Kluber made only seven starts this past year thanks to a broken arm and a strained oblique muscle. When he did pitch he was no great shakes, posting a 5.80 ERA and 44 hits in 35.2 innings. Those were freak injuries that do not suggest long-term problems, however, so there’s a good reason to think he’ll bounce back to useful form, even if it’s a tough ask for him to return to the form that won him the 2014 and 2017 Cy Young Award.

Before his injury-wracked 2019 campaign, Kluber pitched over 200 innings in each of his previous five seasons so mileage could be an issue. For his career he’s 98-58 with a 3.16 ERA (134 ERA+), a 2.99 FIP, and a K/BB ratio of 1,461/292 over 1,341.2 innings in nine big league seasons.

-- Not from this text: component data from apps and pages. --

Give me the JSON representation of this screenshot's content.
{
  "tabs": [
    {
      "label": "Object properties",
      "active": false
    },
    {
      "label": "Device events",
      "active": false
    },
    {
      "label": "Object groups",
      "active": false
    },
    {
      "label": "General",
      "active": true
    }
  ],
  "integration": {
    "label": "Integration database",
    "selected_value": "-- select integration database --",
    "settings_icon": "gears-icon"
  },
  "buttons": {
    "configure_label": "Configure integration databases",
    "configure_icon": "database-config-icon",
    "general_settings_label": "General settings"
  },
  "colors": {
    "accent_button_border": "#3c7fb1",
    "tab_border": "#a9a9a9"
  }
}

Unless there is cash coming from Cleveland in the deal, the Rangers will be paying him $17.5 million this year and a 2021 option of $14 million pursuant to the five-year, $38.5 million contract he inked with Cleveland before the 2015 season.

DeShields, 27, is a career .246/.326/.342 hitter (76 OPS+) and that’s about how he performed in 2019 as well. He was demoted to Triple-A Nashville in May. Clase, who will turn 22 before next season, pitched 21 games, all but one in relief, for the Rangers in 2019 and will still be considered a rookie in 2020. He has been used mostly as a reliever in the minors as well.

Pending what else the Tribe is going to be getting, this appears to be a light return for a pitcher who, despite his 2019 injuries, should be expected to come back and be a workhorse. Unless there is some real talent coming back, in addition to DeShields and Clase, it would seem to be a salary dump for Cleveland and a steal for Texas. It is likewise perplexing how any of the many, many teams who could use starting pitching — the Angels and the Mets, among others, come to mind — could not top the package Texas offered.

As for the Indians, the commitment to Kluber for 2020-21 is $31.5 million if you exercise next year’s option, $18.5 million if you don’t. He’s one year and a freak injury removed from goin 20-7 with a 2.89 (150 ERA+), 0.991 WHIP, and 215 innings pitched. Cleveland is coming off 93 wins and should contend. Why you trade Kluber in that situation, regardless of the return, is a question they should have to answer to fans who expect to see winning baseball.